image of a Midge
Species Types
Scientific Name
Nearly 1,100 species in North America
Description
Midges are dainty flies that resemble mosquitoes. They often dance together in the air in huge swarms. Unlike their problematic cousins, they are harmless and do not bite.
Media
mosquito resting on a white fabric
Species Types
Scientific Name
About 50 species of mosquitoes in Missouri
Description
Mosquitoes are small flies that look a lot like their cousins in the fly family, the crane flies and midges.
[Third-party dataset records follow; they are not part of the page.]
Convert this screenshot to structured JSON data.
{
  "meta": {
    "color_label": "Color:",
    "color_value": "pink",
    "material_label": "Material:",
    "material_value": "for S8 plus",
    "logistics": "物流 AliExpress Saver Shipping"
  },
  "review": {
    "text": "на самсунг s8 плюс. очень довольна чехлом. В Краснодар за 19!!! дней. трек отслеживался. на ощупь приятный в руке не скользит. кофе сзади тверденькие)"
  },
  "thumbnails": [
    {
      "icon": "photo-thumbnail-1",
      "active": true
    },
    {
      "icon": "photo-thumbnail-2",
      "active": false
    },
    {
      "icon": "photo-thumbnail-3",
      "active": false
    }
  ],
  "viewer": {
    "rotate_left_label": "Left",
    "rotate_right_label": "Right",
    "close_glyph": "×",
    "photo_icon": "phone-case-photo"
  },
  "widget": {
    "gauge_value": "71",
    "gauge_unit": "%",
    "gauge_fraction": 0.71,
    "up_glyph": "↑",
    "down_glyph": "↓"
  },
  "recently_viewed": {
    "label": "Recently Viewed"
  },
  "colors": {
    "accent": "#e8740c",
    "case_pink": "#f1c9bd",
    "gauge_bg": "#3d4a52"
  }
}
Female mosquitoes, however, drink blood from vertebrate animals.
Media
Moth fly resting on a white surface, viewed from above
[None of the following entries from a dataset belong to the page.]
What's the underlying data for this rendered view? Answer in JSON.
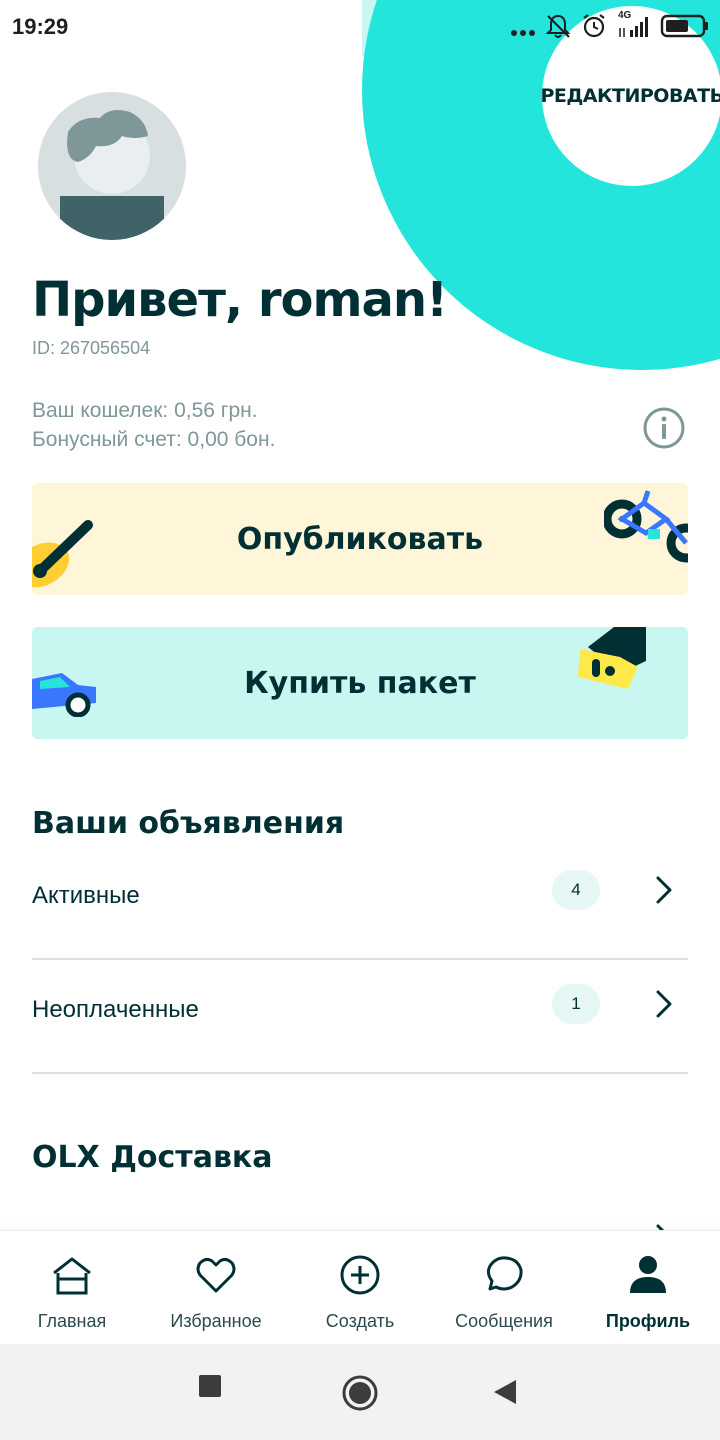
{
  "status_bar": {
    "time": "19:29",
    "network": "4G",
    "icons": [
      "more-dots-icon",
      "muted-bell-icon",
      "alarm-icon",
      "signal-icon",
      "battery-icon"
    ]
  },
  "profile": {
    "edit_label": "РЕДАКТИРОВАТЬ",
    "greeting": "Привет, roman!",
    "id_text": "ID: 267056504",
    "wallet_text": "Ваш кошелек: 0,56 грн.",
    "bonus_text": "Бонусный счет: 0,00 бон."
  },
  "actions": {
    "publish_label": "Опубликовать",
    "package_label": "Купить пакет"
  },
  "ads_section": {
    "title": "Ваши объявления",
    "rows": [
      {
        "label": "Активные",
        "count": "4"
      },
      {
        "label": "Неоплаченные",
        "count": "1"
      }
    ]
  },
  "delivery_section": {
    "title": "OLX Доставка"
  },
  "bottom_nav": {
    "items": [
      {
        "label": "Главная",
        "icon": "home-icon"
      },
      {
        "label": "Избранное",
        "icon": "heart-icon"
      },
      {
        "label": "Создать",
        "icon": "plus-circle-icon"
      },
      {
        "label": "Сообщения",
        "icon": "chat-icon"
      },
      {
        "label": "Профиль",
        "icon": "person-icon",
        "active": true
      }
    ]
  },
  "colors": {
    "primary_text": "#002f34",
    "teal": "#23e5db",
    "teal_light": "#c8f7f2",
    "yellow_light": "#fff6d9",
    "muted_text": "#7f9799"
  }
}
Species Types
Scientific Name
Members of subfamily Psychodinae
Description
Moth flies look like tiny, hairy moths. People usually notice them perching next to sinks in the bathroom or kitchen. When disturbed, they usually don't fly very far before landing again, for they are weak fliers.
Media
image of a Mydas Fly
Species Types
Scientific Name
About 80 species in North America
Description
Mydas flies are quite large, and although they resemble wasps, they are harmless. Note that all true flies have only one pair of wings. Also note the clubbed antennae (unusual for flies).
Media
Photo of a robber fly, genus Ommatius, perched on a wall.
Species Types
Scientific Name
Ommatius spp.
Description
Ommatius robber flies are medium-sized robber flies with distinctively branching antennae. There are about four of five species that might occur in Missouri.
See Also
Media
Photo of a Yellow-Collared Scape Moth
Species Types
Scientific Name
Cisseps fulvicollis
Description
The yellow-collared scape moth is more often “orange-collared.” And whether you think it looks more like a firefly or a wasp, it’s still a moth!
Media
image of Plume Moth on blade of grass
Species Types
Scientific Name
Nearly 150 species in North America north of Mexico
Description
Slim, delicate plume moths are instantly recognizable by their T-shaped silhouette, long legs, and muted shades of tan and brown. It can be hard to separate the various species.
Media
Photo of an Isabella Tiger Moth
Species Types
Scientific Name
Pyrrharctia isabella
Description
Not many people know the adult Isabella tiger moth when they see one, but we’re all acquainted with its caterpillar, the woolly worm, or woolly bear.

About Land Invertebrates in Missouri

Invertebrates are animals without backbones, including earthworms, slugs, snails, and arthropods. Arthropods—invertebrates with “jointed legs” — are a group of invertebrates that includes crayfish, shrimp, millipedes, centipedes, mites, spiders, and insects. There may be as many as 10 million species of insects alive on earth today, and they probably constitute more than 90 percent all animal species.